Start of Supplied entries

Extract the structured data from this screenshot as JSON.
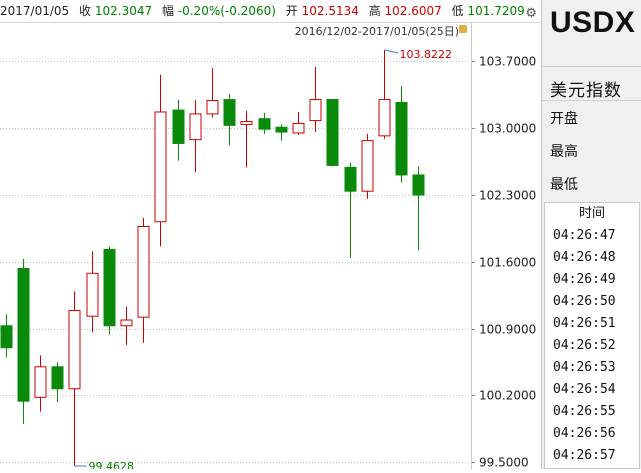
{
  "header": {
    "date": "2017/01/05",
    "close_label": "收",
    "close_value": "102.3047",
    "change_label": "幅",
    "change_value": "-0.20%(-0.2060)",
    "open_label": "开",
    "open_value": "102.5134",
    "high_label": "高",
    "high_value": "102.6007",
    "low_label": "低",
    "low_value": "101.7209"
  },
  "chart": {
    "range_label": "2016/12/02-2017/01/05(25日)",
    "max_label": "103.8222",
    "min_label": "99.4628"
  },
  "chart_data": {
    "type": "candlestick",
    "y_ticks": [
      "103.7000",
      "103.0000",
      "102.3000",
      "101.6000",
      "100.9000",
      "100.2000",
      "99.5000"
    ],
    "ylim": [
      99.45,
      104.05
    ],
    "candles": [
      {
        "o": 100.93,
        "c": 100.7,
        "h": 101.05,
        "l": 100.6
      },
      {
        "o": 101.53,
        "c": 100.14,
        "h": 101.63,
        "l": 99.9
      },
      {
        "o": 100.18,
        "c": 100.5,
        "h": 100.62,
        "l": 100.03
      },
      {
        "o": 100.5,
        "c": 100.27,
        "h": 100.55,
        "l": 100.13
      },
      {
        "o": 100.27,
        "c": 101.09,
        "h": 101.29,
        "l": 99.46
      },
      {
        "o": 101.03,
        "c": 101.48,
        "h": 101.71,
        "l": 100.86
      },
      {
        "o": 101.73,
        "c": 100.93,
        "h": 101.76,
        "l": 100.84
      },
      {
        "o": 100.93,
        "c": 100.99,
        "h": 101.13,
        "l": 100.73
      },
      {
        "o": 101.02,
        "c": 101.97,
        "h": 102.06,
        "l": 100.75
      },
      {
        "o": 102.02,
        "c": 103.17,
        "h": 103.56,
        "l": 101.76
      },
      {
        "o": 103.19,
        "c": 102.84,
        "h": 103.3,
        "l": 102.66
      },
      {
        "o": 102.88,
        "c": 103.15,
        "h": 103.3,
        "l": 102.54
      },
      {
        "o": 103.15,
        "c": 103.29,
        "h": 103.63,
        "l": 103.11
      },
      {
        "o": 103.3,
        "c": 103.03,
        "h": 103.36,
        "l": 102.82
      },
      {
        "o": 103.04,
        "c": 103.07,
        "h": 103.18,
        "l": 102.59
      },
      {
        "o": 103.1,
        "c": 102.99,
        "h": 103.16,
        "l": 102.94
      },
      {
        "o": 103.01,
        "c": 102.96,
        "h": 103.04,
        "l": 102.87
      },
      {
        "o": 102.95,
        "c": 103.05,
        "h": 103.17,
        "l": 102.93
      },
      {
        "o": 103.08,
        "c": 103.3,
        "h": 103.64,
        "l": 102.96
      },
      {
        "o": 103.3,
        "c": 102.61,
        "h": 103.31,
        "l": 102.6
      },
      {
        "o": 102.59,
        "c": 102.34,
        "h": 102.64,
        "l": 101.64
      },
      {
        "o": 102.34,
        "c": 102.87,
        "h": 102.94,
        "l": 102.26
      },
      {
        "o": 102.92,
        "c": 103.3,
        "h": 103.82,
        "l": 102.89
      },
      {
        "o": 103.27,
        "c": 102.51,
        "h": 103.44,
        "l": 102.43
      },
      {
        "o": 102.51,
        "c": 102.3,
        "h": 102.6,
        "l": 101.72
      }
    ],
    "up_color": "#cc0000",
    "down_color": "#0a8a0a"
  },
  "sidebar": {
    "symbol": "USDX",
    "name": "美元指数",
    "quote_labels": [
      "开盘",
      "最高",
      "最低"
    ],
    "time_header": "时间",
    "times": [
      "04:26:47",
      "04:26:48",
      "04:26:49",
      "04:26:50",
      "04:26:51",
      "04:26:52",
      "04:26:53",
      "04:26:54",
      "04:26:55",
      "04:26:56",
      "04:26:57"
    ]
  }
}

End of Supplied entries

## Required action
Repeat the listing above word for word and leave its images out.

## Exercise response
Extract the structured data from this screenshot as JSON.
{
  "header": {
    "date": "2017/01/05",
    "close_label": "收",
    "close_value": "102.3047",
    "change_label": "幅",
    "change_value": "-0.20%(-0.2060)",
    "open_label": "开",
    "open_value": "102.5134",
    "high_label": "高",
    "high_value": "102.6007",
    "low_label": "低",
    "low_value": "101.7209"
  },
  "chart": {
    "range_label": "2016/12/02-2017/01/05(25日)",
    "max_label": "103.8222",
    "min_label": "99.4628"
  },
  "chart_data": {
    "type": "candlestick",
    "y_ticks": [
      "103.7000",
      "103.0000",
      "102.3000",
      "101.6000",
      "100.9000",
      "100.2000",
      "99.5000"
    ],
    "ylim": [
      99.45,
      104.05
    ],
    "candles": [
      {
        "o": 100.93,
        "c": 100.7,
        "h": 101.05,
        "l": 100.6
      },
      {
        "o": 101.53,
        "c": 100.14,
        "h": 101.63,
        "l": 99.9
      },
      {
        "o": 100.18,
        "c": 100.5,
        "h": 100.62,
        "l": 100.03
      },
      {
        "o": 100.5,
        "c": 100.27,
        "h": 100.55,
        "l": 100.13
      },
      {
        "o": 100.27,
        "c": 101.09,
        "h": 101.29,
        "l": 99.46
      },
      {
        "o": 101.03,
        "c": 101.48,
        "h": 101.71,
        "l": 100.86
      },
      {
        "o": 101.73,
        "c": 100.93,
        "h": 101.76,
        "l": 100.84
      },
      {
        "o": 100.93,
        "c": 100.99,
        "h": 101.13,
        "l": 100.73
      },
      {
        "o": 101.02,
        "c": 101.97,
        "h": 102.06,
        "l": 100.75
      },
      {
        "o": 102.02,
        "c": 103.17,
        "h": 103.56,
        "l": 101.76
      },
      {
        "o": 103.19,
        "c": 102.84,
        "h": 103.3,
        "l": 102.66
      },
      {
        "o": 102.88,
        "c": 103.15,
        "h": 103.3,
        "l": 102.54
      },
      {
        "o": 103.15,
        "c": 103.29,
        "h": 103.63,
        "l": 103.11
      },
      {
        "o": 103.3,
        "c": 103.03,
        "h": 103.36,
        "l": 102.82
      },
      {
        "o": 103.04,
        "c": 103.07,
        "h": 103.18,
        "l": 102.59
      },
      {
        "o": 103.1,
        "c": 102.99,
        "h": 103.16,
        "l": 102.94
      },
      {
        "o": 103.01,
        "c": 102.96,
        "h": 103.04,
        "l": 102.87
      },
      {
        "o": 102.95,
        "c": 103.05,
        "h": 103.17,
        "l": 102.93
      },
      {
        "o": 103.08,
        "c": 103.3,
        "h": 103.64,
        "l": 102.96
      },
      {
        "o": 103.3,
        "c": 102.61,
        "h": 103.31,
        "l": 102.6
      },
      {
        "o": 102.59,
        "c": 102.34,
        "h": 102.64,
        "l": 101.64
      },
      {
        "o": 102.34,
        "c": 102.87,
        "h": 102.94,
        "l": 102.26
      },
      {
        "o": 102.92,
        "c": 103.3,
        "h": 103.82,
        "l": 102.89
      },
      {
        "o": 103.27,
        "c": 102.51,
        "h": 103.44,
        "l": 102.43
      },
      {
        "o": 102.51,
        "c": 102.3,
        "h": 102.6,
        "l": 101.72
      }
    ],
    "up_color": "#cc0000",
    "down_color": "#0a8a0a"
  },
  "sidebar": {
    "symbol": "USDX",
    "name": "美元指数",
    "quote_labels": [
      "开盘",
      "最高",
      "最低"
    ],
    "time_header": "时间",
    "times": [
      "04:26:47",
      "04:26:48",
      "04:26:49",
      "04:26:50",
      "04:26:51",
      "04:26:52",
      "04:26:53",
      "04:26:54",
      "04:26:55",
      "04:26:56",
      "04:26:57"
    ]
  }
}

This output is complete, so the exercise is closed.